Mark and I have a thing where we speak of the present from an imaginary future. We say, remember when…? followed by whatever we’re doing at the time as a way of focusing in on some pleasure that might otherwise have been a transient moment. Remember when we ate Christophe’s homemade foie gras? Remember when the smiling dog kept jumping into the lake to chase the ducks? Lately the phrase has become one of incredulity: remember when we accidentally moved to Montpellier? Because here we are, for an unknown duration. The confinement has been extended for at least 2 more weeks. No one thinks it will end then; we have extended our stay in this apartment by a month. The future not only feels unknowable but erased. In January I sketched out the upcoming year. In pencil, I’ve long felt one should not offend the fates by using pen. But that was audacious enough, here is what that hopeful calendar looks like now:

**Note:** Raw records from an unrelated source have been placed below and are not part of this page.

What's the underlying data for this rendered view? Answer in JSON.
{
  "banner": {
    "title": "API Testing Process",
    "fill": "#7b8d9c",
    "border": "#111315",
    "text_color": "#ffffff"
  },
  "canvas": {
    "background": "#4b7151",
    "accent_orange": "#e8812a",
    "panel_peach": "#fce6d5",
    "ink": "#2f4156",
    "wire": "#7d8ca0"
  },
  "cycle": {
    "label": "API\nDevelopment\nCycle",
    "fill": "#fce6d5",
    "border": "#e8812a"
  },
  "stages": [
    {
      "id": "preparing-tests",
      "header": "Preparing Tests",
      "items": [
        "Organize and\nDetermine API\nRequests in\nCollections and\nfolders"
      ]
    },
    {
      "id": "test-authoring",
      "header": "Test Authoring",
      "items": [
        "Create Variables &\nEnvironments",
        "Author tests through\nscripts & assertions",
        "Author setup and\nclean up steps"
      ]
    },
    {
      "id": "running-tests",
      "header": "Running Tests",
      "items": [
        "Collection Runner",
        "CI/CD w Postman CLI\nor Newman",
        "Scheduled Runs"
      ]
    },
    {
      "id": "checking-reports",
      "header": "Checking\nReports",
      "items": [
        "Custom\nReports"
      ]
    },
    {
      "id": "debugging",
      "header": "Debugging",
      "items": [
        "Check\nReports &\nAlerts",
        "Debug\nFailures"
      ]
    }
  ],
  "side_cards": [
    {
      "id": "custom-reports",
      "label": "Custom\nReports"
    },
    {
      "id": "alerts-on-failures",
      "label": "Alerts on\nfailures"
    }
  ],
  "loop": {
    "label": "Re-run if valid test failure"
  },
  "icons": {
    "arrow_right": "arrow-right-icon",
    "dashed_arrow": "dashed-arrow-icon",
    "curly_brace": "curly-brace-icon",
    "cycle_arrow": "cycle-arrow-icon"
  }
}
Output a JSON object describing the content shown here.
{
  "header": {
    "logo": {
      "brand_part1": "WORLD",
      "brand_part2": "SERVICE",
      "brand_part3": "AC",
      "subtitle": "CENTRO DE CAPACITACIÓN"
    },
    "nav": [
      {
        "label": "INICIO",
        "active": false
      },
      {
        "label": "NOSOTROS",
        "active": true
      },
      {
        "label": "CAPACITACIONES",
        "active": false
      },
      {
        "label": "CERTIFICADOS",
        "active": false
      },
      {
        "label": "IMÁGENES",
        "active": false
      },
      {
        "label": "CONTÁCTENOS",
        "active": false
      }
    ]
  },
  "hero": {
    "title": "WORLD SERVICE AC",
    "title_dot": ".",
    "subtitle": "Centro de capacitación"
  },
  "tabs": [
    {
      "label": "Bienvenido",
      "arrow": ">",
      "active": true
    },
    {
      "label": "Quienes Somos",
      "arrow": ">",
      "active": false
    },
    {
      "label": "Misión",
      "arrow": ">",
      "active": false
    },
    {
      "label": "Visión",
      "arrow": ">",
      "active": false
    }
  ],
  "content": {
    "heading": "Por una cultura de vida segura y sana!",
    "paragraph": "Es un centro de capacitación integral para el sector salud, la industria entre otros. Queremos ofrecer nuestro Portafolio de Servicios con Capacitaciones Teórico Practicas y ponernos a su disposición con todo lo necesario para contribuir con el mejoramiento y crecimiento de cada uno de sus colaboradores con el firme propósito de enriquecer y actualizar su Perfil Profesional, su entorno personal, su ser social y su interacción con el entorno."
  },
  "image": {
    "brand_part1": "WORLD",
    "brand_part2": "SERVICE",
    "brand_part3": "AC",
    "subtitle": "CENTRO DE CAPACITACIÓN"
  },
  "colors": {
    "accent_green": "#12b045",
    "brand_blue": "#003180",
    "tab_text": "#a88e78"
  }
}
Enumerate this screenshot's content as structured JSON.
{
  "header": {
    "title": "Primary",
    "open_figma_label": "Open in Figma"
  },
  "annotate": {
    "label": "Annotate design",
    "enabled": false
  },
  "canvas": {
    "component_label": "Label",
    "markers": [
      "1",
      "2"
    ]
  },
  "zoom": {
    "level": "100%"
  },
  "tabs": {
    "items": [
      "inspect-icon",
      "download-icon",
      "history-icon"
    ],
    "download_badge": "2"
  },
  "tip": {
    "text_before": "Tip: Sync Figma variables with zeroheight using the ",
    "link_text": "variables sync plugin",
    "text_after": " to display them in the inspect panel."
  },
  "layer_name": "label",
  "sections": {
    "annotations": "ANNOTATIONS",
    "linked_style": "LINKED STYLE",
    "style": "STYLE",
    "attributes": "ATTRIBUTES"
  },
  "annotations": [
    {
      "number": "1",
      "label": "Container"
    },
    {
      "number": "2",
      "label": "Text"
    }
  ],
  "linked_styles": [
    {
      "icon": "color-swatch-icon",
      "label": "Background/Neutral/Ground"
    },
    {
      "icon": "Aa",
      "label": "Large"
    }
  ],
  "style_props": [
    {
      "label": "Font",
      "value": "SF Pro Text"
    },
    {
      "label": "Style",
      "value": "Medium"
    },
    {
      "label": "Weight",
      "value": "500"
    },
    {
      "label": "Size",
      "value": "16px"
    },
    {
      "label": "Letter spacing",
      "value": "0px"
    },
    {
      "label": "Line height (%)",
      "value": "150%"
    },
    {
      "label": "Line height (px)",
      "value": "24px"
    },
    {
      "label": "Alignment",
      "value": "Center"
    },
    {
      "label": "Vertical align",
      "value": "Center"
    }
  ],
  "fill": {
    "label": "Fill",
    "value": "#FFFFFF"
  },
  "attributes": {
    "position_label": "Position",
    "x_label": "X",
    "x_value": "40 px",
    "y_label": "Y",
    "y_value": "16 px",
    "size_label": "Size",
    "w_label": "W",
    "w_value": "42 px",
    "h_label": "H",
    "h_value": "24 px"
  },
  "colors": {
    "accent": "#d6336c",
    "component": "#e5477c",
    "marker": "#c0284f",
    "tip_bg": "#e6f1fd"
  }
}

That’s not how reality has ever worked, but we forget that. In life there is no certainty, only suggestions. Things change all the time. But the world doesn’t usually come to a screeching halt like it just did (to put it mildly), so we forget, get excited and audacious and look to the future anyway, forgetting its impermanent nature.
With plans unthinkable, the present moment now has a sort of density. There’s no fleeing to the next big moment. It feels like summer when you were a kid, without the going out to play part. You didn’t make plans when you were a kid, you just got up in the morning and had a day. And just like there’s no fleeing the present moment into thoughts of the future, there’s no escaping our immediate surroundings. In the pre-pandemic era, I would have had the luxury to be dismissive of our current neighborhood and would have eagerly escaped it to something more worthy of being looked at. We’re surrounded by the mind-numbing architecture of our suburban Chicago teenage years. It might as well be Schaumburg. When we booked this place, our aim was off. We wanted to try a neighborhood just outside of the old city walls. We landed a bit further north than that. We also wanted to be close to the friendly driving school where Mark had arranged to take the practical part of his driver’s test. Oh such plans! Like everyone else, we had plans!
We are allowed out for an hour a day to walk and we must stay in a 1 km radius of the apartment. There’s no escaping to a more interesting place. And lo and behold, I’ve come to appreciate our neighborhood and the little gems we find. It’s quiet, but then I hear Paris is even quiet now. There are trees. People have gardens. It’s largely empty of passersby. An utterly unphotogenic strip of weeds along a culvert has become a favorite spot as it’s one of the few green spaces we can walk through since all the parks have been closed. There’s a market street with everything we could need. The medieval center where we were staying until a little over 2 weeks ago feels like it might as well exist in the middle ages, it’s that inaccessible.
I find shrubbery to be unreasonably entertaining.
Ok, it’s not totally Schaumburgian.
There’s time now, lots of time for things I’ve long paid mere lip service to being important, especially since I’ve started taking substantial breaks from the chattering mind of the online world. Long meditations, watching the magpies building a nest. Watching the trees leaf out and rooting for them to hurry up and block the view of the apartment building next door. Reading my 1000 page book about a tuberculosis sanitarium with its underlying theme (among other things) of the nature of time. (Magic Mountain by Thomas Mann, in case you’re wondering.) I might have thought that I’d be drawn to travelogues in such a situation, but instead I’m reading tales of quarantine, like Voyage Autour de ma Chambre (Journey Around my Room) written in the late 1700s by a man who was under house arrest for 42 days following a duel. I guess that counts as a quarantine travelogue, the only book in that category to my knowledge.
View from the balcony. Go trees, go!
The day is punctuated by grateful applause at 8pm for the medical workers, but it seems to me we’re also applauding for ourselves. Not for our heroism or bravery, but simply saying to each other that we are here, together, doing our part by staying apart. It’s our Horton Hears a Who moment. We come out of our apartment worlds onto balconies and say to each other: we are here, we are here, we are here, we are here.
Flowers, coming soon to a spring near you